-------- Data --------
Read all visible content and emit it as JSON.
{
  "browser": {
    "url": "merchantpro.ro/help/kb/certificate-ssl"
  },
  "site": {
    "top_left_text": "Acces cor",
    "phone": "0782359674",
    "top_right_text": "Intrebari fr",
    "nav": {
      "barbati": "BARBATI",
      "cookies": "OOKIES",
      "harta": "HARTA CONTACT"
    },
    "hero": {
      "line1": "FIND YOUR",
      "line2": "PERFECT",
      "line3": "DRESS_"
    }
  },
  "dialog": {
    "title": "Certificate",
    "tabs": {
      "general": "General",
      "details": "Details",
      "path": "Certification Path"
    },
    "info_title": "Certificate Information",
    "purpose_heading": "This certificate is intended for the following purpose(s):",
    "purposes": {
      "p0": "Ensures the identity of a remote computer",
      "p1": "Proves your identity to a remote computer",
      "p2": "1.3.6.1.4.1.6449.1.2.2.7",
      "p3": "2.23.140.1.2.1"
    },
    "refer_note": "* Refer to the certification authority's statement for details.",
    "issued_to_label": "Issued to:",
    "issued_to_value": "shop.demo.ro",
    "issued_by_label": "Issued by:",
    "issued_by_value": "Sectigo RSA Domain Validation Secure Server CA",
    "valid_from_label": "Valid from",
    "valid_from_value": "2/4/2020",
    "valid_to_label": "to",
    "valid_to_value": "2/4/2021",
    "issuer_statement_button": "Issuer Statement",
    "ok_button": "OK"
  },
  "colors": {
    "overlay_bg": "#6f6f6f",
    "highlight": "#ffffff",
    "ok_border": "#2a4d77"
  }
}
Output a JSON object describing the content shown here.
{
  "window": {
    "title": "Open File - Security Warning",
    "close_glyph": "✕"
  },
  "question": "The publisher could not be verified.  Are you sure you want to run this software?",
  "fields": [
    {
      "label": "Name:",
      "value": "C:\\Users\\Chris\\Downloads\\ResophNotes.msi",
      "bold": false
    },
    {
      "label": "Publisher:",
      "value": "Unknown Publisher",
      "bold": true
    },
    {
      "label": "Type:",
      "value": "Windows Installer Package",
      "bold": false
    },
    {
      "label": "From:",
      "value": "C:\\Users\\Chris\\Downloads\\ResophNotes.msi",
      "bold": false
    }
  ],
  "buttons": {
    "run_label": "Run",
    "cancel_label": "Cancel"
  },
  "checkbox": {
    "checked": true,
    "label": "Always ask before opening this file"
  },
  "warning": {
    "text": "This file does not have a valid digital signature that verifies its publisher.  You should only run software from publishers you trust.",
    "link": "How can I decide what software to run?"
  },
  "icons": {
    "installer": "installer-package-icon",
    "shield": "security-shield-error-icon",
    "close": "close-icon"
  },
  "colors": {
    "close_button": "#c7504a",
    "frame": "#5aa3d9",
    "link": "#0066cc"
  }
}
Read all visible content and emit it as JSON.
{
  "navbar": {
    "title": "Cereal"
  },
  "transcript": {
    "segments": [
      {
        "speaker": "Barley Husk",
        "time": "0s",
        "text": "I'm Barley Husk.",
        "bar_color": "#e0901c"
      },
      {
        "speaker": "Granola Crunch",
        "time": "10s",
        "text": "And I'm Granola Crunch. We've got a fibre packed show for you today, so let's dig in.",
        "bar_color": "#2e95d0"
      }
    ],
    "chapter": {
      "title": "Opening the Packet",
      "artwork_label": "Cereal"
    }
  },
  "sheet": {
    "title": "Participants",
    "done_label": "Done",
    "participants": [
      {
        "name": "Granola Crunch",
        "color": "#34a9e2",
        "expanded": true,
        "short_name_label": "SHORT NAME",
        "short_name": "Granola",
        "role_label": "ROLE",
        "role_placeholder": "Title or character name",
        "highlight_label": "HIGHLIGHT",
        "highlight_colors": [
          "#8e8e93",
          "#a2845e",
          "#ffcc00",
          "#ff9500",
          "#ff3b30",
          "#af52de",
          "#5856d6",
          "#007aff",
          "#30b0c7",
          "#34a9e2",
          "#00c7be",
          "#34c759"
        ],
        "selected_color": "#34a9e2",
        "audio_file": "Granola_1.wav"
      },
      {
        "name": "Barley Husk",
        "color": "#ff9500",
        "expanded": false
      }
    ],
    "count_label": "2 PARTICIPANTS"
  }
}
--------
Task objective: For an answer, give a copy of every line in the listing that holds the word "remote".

Final answer:
      "p0": "Ensures the identity of a remote computer",
      "p1": "Proves your identity to a remote computer",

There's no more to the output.